The report, which was released on Wednesday, May 3, 2017 by EY Africa, a financial advisory services company that carried out the survey, showed that South Africa remained the biggest FDI hub in Africa.
Morocco was said to be Africa’s second largest recipient of FDI, followed by Egypt.
The report added: “In the west of Africa, recession in Nigeria resulted in FDI projects easing 3.8 per cent compared with 2015.
“With the plunge in crude prices, Africa’s largest oil exporter has been hit by a scarcity of foreign exchange, impacting businesses that are already grappling with issues, including insufficient power supply and complexity in paying taxes.
“On a more positive note, the sheer size of the Nigerian market and its diversification initiatives has led to a significant shift in the nature of FDI to the country.
“Should progress be made on various dimensions notably business enablement, governance and human development, Nigeria remains well-placed to become the largest FDI market in Africa over the next decade.”

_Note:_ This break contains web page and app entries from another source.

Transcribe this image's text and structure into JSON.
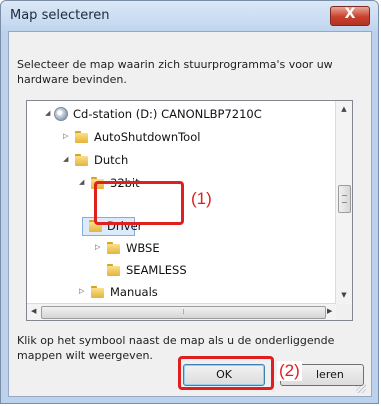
{
  "dialog": {
    "title": "Map selecteren",
    "close_label": "X",
    "description": "Selecteer de map waarin zich stuurprogramma's voor uw hardware bevinden.",
    "hint": "Klik op het symbool naast de map als u de onderliggende mappen wilt weergeven.",
    "ok_label": "OK",
    "cancel_label": "leren"
  },
  "tree": {
    "root": "Cd-station (D:) CANONLBP7210C",
    "items": [
      {
        "label": "AutoShutdownTool",
        "expanded": false
      },
      {
        "label": "Dutch",
        "expanded": true
      },
      {
        "label": "32bit",
        "expanded": true
      },
      {
        "label": "Driver",
        "selected": true
      },
      {
        "label": "WBSE",
        "expanded": false
      },
      {
        "label": "SEAMLESS"
      },
      {
        "label": "Manuals",
        "expanded": false
      }
    ]
  },
  "callouts": {
    "step1": "(1)",
    "step2": "(2)"
  },
  "colors": {
    "highlight": "#e02020",
    "selection": "#dcebfc",
    "title_bar": "#bfd5ee"
  }
}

According to the report, China was the biggest investor in Africa, with diversified investments across sectors such as mining and metals, services, pharmaceuticals, technology, infrastructure and manufacturing.
In 2016, according to the report, Chinese FDI created jobs three times the number of jobs created by the next biggest investor, which is the US.

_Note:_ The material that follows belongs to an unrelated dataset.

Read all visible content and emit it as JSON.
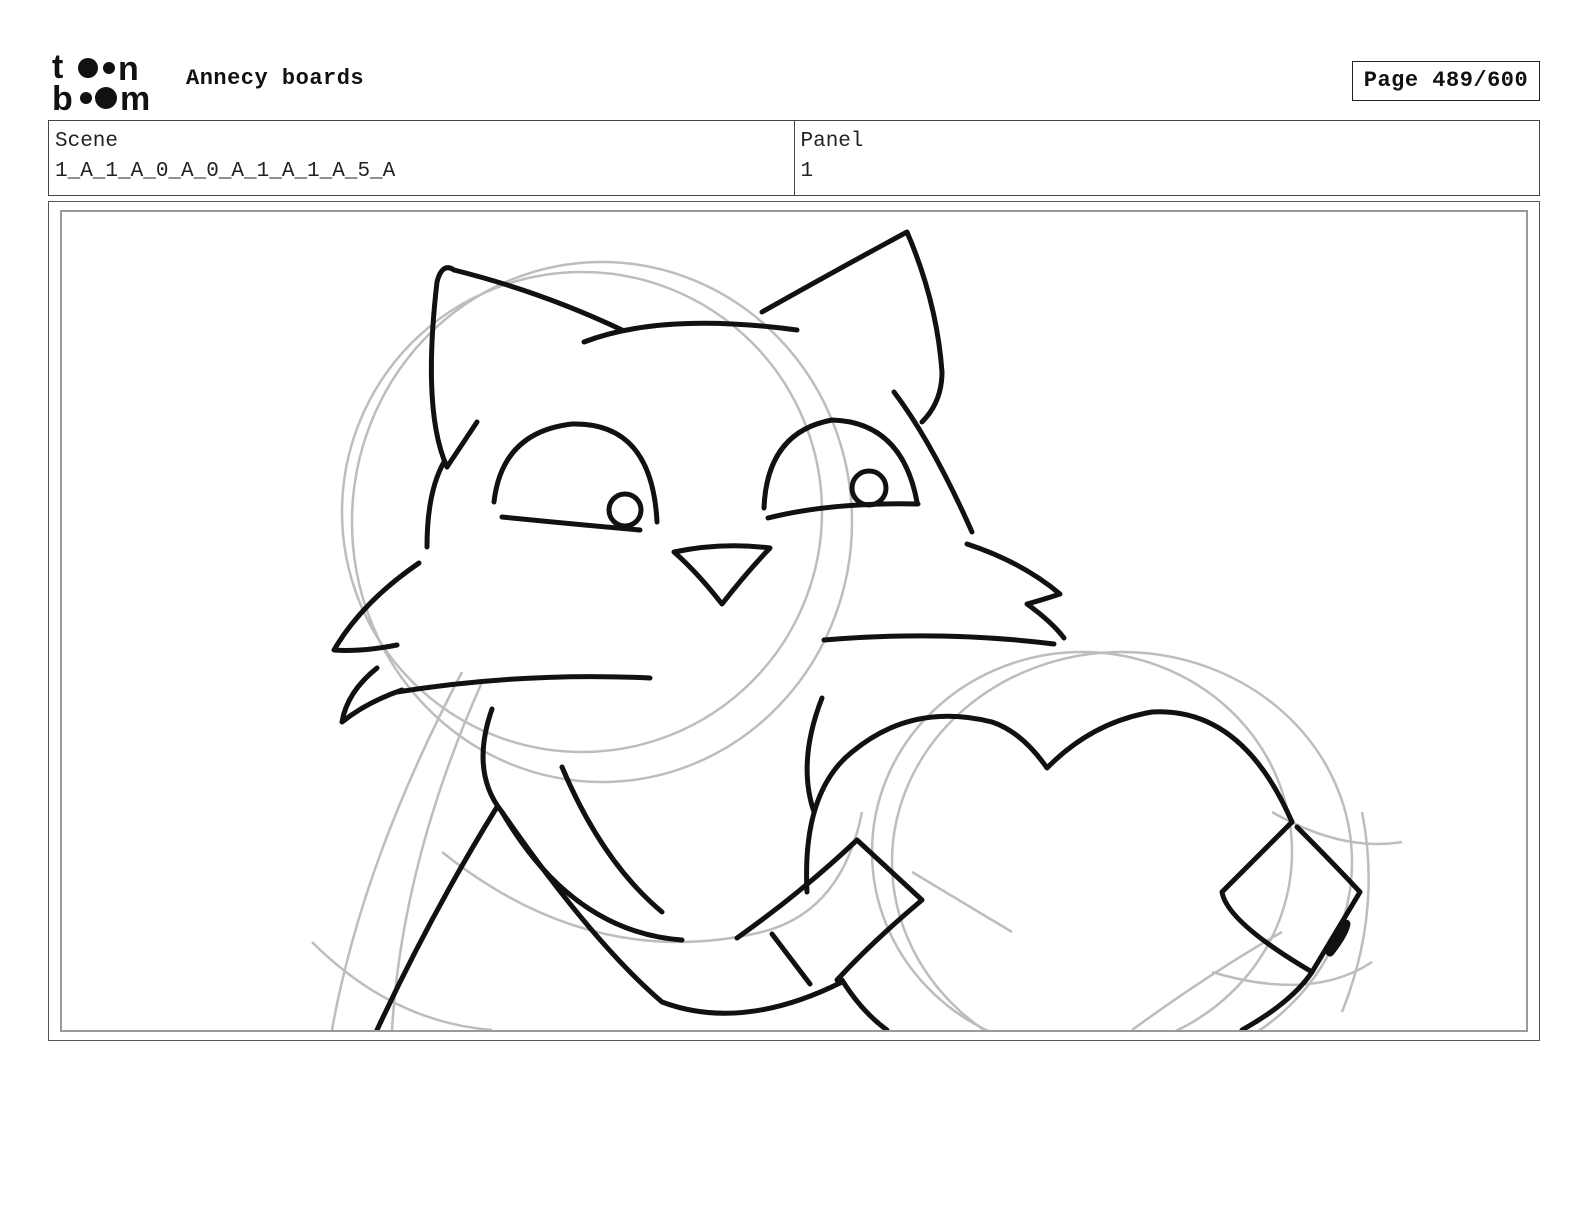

The report said: “Besides trade and FDI, Chinese companies and state-related entities have financed and built many infrastructure projects across the continent.
“These include ports, roads, railways, dams, telecom networks, power stations and airports.
“One notable example is the October 2016 launch of a Chinese-built railway linking Addis Ababa in Ethiopia to the port of Djibouti, involving an investment of over 4 billion dollars.”
On US investment in Africa, the report said speculation that President Donald Trump’s foreign policy may be unfavourable to Africa was creating some uncertainty regarding the future of the US engagement with Africa.
Brexit was said to have negatively impacted Western European investment in Africa, with FDI easing from 10 per cent in 2015 to 6.1 per cent in 2016.
Also, jobs created by Western European investors declined by 81 per cent.
The report advised: “Governments across the continent will need to redefine their trade and investment relations with a post-Brexit UK.”
Also, according to the report, the biggest bottlenecks to achieving inclusive growth in Africa were globalisation, demography and technology.
It said: “Institutions such as the Africa Development Bank and the African Union, must take the lead in investing in cross-border infrastructure, such as connecting regional power systems, railway networks, air and maritime transportation.
“Governance must be tightened to help Africa compete globally for the capital required to support infrastructure development.
“Government need to invest in education and vocational training programme, adopt more flexible labor market policies and improve the regulatory environment for businesses to facilitate the growth of SMEs.”